As viable grazing land turns to dust, Inyo County cattlemen have the option of federal disaster relief as well as funds to improve their herds access to water. Photo by Darcy Ellis
As the hope of a rainy February fades, information on grant and loan assistance for those in Inyo County financially impacted by the third year of drought is starting to drizzle in, even if the clouds fail to release any moisture.
Both the county and the Inyo/Mono Agriculture Commissionerâs Office are getting the information out as quickly as it becomes available.
This yearâs record-breaking lack of rain follows two consecutive low-rain, low-snowpack years, forcing ranchers, farmers and area residents to make some tough decisions.
One of the first indications of the droughtâs impact came last fall when the creeks and ditches feeding West Bishop neighborhoods ran dry or ran sporadically at best. Older, shallow wells dependent on recharge from those creeks ran equally dry. One possible program for these residents is the United States Department of Agricultureâs Rural Repair and Rehabilitation Loans and Grants program, earmarked for low-income homeowners. A press release issued by Inyo County outlines the parameters of the program.
The purpose of the federal grants and loans is to repair, improve or modernize dwellings or to remove health and safety hazards. Dry residential wells qualify on both levels. According to the release, homeowner-occupants must be unable to obtain affordable credit elsewhere and have an income below 50 percent of the area median income. Income eligibility information is available on the website that follows. The maximum income for a two-person household in the West Bishop area is $44,150.
Loans of up to $20,000 are available to eligible applicants at 1 percent interest for up to 20 years. In addition, for homeowners 62 older who cannot repay the above loan, grants up to $7,500 are available.
Applications and information can be obtained by calling the USDA customer service at (559) 734-8732 or emailing Jennifer.Torres@ca.usda.gov. For income and property eligibility, visit eligibility.sc.egov.usda.gov/eligibility/welcomeAction.do or the USDA website www.rurdev.usda.gov/HAD-RR_Loans_Grants.html.

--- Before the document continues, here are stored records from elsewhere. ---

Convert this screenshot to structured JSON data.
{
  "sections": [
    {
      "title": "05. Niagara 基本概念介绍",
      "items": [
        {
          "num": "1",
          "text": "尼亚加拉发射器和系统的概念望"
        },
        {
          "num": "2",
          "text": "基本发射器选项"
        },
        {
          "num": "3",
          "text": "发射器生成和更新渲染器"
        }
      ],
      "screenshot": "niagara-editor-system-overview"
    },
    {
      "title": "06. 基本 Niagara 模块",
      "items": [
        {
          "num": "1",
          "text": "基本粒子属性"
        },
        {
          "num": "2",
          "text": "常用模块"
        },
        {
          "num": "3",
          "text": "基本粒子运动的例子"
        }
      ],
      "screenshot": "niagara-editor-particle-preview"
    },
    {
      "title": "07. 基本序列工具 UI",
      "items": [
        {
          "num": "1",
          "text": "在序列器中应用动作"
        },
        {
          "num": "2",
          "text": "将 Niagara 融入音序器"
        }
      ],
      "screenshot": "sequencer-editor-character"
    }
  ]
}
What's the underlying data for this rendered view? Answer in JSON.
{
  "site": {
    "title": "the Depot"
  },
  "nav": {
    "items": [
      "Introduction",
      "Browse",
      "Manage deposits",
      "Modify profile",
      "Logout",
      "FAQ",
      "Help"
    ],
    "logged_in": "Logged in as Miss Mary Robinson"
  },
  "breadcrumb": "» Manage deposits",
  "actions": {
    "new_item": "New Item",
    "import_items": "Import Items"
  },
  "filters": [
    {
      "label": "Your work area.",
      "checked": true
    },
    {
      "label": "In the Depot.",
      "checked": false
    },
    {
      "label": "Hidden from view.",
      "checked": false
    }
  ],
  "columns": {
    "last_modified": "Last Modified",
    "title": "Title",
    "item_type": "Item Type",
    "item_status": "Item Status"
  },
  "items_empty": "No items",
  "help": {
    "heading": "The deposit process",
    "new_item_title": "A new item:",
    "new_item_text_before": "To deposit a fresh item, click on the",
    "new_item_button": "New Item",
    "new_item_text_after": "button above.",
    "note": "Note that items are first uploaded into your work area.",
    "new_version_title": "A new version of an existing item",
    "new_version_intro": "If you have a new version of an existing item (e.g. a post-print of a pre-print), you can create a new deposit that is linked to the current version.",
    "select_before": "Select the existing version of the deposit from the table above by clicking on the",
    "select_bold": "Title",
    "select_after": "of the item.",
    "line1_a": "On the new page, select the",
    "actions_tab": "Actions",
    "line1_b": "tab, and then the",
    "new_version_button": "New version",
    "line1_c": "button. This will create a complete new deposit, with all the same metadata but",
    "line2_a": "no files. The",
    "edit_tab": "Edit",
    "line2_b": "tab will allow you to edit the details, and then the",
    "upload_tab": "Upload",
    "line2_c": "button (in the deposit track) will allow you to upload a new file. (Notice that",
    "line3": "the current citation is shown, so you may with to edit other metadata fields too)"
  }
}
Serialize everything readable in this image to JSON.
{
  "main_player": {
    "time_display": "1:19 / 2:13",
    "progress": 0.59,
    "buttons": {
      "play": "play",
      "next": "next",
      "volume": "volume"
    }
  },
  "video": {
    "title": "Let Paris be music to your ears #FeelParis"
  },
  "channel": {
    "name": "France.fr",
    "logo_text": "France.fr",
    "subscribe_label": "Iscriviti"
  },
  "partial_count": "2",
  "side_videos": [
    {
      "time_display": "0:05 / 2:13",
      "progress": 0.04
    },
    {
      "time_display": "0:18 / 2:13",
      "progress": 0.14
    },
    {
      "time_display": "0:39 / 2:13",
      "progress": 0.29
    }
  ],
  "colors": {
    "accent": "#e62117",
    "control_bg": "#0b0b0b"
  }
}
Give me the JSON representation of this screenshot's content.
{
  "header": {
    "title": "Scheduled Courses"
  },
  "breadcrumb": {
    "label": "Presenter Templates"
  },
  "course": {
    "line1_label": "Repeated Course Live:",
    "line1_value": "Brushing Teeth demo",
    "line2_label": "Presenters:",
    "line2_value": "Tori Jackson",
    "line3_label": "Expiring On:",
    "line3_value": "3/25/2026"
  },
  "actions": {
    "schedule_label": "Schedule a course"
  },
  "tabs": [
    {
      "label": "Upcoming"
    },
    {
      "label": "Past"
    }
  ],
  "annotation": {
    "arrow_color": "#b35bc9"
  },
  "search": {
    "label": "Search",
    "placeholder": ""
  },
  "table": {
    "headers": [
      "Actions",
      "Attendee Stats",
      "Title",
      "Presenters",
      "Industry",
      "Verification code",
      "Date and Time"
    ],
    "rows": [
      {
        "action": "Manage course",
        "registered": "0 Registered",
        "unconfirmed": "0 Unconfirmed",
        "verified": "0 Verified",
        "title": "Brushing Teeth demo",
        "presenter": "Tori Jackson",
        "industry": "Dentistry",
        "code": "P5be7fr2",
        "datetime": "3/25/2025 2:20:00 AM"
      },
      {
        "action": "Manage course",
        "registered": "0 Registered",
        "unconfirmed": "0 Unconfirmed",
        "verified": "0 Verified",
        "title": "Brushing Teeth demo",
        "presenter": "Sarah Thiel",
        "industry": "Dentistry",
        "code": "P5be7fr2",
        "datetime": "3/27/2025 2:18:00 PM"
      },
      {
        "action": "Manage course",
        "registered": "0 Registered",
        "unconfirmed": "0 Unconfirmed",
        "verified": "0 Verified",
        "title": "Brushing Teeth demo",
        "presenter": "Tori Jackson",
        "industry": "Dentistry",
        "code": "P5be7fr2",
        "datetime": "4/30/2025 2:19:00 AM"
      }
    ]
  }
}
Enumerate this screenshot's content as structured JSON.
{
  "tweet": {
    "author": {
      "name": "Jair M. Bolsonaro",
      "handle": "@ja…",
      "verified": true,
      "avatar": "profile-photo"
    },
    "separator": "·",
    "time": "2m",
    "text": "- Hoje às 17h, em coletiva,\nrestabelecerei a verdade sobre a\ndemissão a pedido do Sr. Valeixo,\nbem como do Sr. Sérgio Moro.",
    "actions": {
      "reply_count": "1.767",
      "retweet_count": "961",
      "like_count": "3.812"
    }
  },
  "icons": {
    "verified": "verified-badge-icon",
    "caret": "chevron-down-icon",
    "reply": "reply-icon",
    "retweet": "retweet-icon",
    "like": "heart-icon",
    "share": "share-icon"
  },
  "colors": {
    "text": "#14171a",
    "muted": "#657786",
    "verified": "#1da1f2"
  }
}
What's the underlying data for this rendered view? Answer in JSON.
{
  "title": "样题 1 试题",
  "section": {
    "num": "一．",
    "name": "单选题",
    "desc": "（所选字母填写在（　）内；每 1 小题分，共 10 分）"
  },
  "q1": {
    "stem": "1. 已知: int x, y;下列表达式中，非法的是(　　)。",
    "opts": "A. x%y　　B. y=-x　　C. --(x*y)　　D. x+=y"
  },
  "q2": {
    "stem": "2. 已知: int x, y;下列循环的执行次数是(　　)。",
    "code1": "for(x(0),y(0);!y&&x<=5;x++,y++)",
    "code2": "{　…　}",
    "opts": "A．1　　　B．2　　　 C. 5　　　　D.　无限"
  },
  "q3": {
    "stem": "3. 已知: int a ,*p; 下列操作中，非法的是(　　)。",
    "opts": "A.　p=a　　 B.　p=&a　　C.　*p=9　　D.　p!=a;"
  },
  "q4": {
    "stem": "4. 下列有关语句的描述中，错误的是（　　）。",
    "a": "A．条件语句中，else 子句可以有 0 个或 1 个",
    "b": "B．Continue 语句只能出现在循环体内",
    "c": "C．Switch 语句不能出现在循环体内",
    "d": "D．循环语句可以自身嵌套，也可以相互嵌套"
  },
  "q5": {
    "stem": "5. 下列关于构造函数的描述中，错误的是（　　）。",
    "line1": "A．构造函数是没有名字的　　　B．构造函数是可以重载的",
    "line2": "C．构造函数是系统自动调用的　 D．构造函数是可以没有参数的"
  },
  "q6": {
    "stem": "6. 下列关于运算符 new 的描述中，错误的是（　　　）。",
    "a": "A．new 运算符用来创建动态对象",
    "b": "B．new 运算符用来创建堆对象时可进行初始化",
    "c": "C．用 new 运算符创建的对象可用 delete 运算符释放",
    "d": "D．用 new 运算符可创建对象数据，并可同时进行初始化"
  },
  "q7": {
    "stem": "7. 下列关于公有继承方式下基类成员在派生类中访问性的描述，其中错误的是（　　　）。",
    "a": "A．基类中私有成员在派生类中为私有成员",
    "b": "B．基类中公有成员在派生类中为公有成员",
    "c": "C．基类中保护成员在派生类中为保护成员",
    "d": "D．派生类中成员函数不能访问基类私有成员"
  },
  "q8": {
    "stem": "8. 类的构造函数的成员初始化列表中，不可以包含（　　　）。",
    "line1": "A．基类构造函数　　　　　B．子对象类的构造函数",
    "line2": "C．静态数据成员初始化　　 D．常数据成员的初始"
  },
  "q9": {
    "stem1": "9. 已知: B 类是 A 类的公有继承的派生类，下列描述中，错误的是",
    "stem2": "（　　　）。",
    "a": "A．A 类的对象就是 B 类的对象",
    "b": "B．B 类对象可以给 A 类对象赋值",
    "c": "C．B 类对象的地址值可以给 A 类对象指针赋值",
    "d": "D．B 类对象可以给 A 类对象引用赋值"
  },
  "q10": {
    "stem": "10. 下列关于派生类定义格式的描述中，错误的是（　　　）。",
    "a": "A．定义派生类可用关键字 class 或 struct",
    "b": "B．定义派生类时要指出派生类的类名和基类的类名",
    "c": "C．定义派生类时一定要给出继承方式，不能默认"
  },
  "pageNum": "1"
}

For businesses impacted by the drought, Small Business Administration Economic Injury Disaster Loans are available with an application deadline of Sept. 15. The loans are designed to offset reduced revenues caused by the drought. Details on applying are available at diasterloan.sba.gov/ela. Registration with the Federal Emergency Management Agency is required for the loan application. FEMA can be reached at (800) 621-3362 or at DisasterAssistance.gov.
Inyo County farmers and ranchers can go to the California Department of Food and Agriculture site (www.cdfa.ca.gov/drought) as the best clearninghouse for information, according to Inyo Mono Ag Commissioner Nate Reade. âThe site breaks assistance down to the appropriate agency with the appropriate link.â
For area ranchers, assistance is available through the USDAâs Farm Service Agency in the form of cost-share help under the Emergency Conservation Program. ECP assistance is applicable where drought damage is so severe that water available for livestock has been reduced to the extent that the animals cannot survive without additional water. Those who qualify can receive 50 percent of the cost of installing temporary measures. Cost sharing for permanent measures is based on 75 percent of the total cost, up to $200,000 per âperson or legal entity,â according to information provided by the Nevada FSA. Measures can include installing pipelines or other facilities for livestock water or constructing and deepening wells for livestock water. The tri-counties, Inyo, Mono and Alpine, are serviced by the FSA office located in Yerington, Nev. and available by phone at (775) 463-2855.
Requests will be accepted through April 25. Nothing can be done until a request has been filed and an onsite inspection made.
The federal Natural Resources Conservation Service will provide assistance under its Environmental Quality Incentives Program. EQIP funds projects defined as irrigation efficiency, cover crops, rehabilitation of existing spring developments and the protection of grazing lands. The deadline for applications is March 3.
Other approaching application deadlines are Friday, Feb. 28 for crop insurance programs offered by the USDAâs Risk Management Agency and March 1 for non-insured crop insurance through the Farm Service Agency.
In addition to these programs, the 2014 federal Farm Bill includes $100 million in assistance for California ranchers that covers losses for 2014 with an additional $50 million available to cover losses in the first two years, 2012-13, of the stateâs drought. President Barack Obama has put this assistance on the fast track with sign-ups starting in April. An additional $5 million has been allocated for California farmers and ranchers to conserve scarce water resources, reduce wind erosion on drought-impacted fields and improve livestock access to water.
Information released by the USDA urges farmers and ranchers to record information on the impact of the three-year drought.
Emergency measures taken by the state focus on conservation, improving water supplies and food and housing assistance to farm workers.
The CDFA is also working with the USDA on a series of information sessions state-wide to help farmers and ranchers navigate the assistance programs. The next session is scheduled for 6-8 p.m. Tuesday, Feb. 25 at the Ventura County Ag Commissionerâs Office in Camarillo (555 Airport Way, Suite E) followed by a meeting at the San Diego County Farm Bureau (1670 E. Valley Pkwy., Escondido) on Wednesday, Feb. 26 from 6-8 p.m.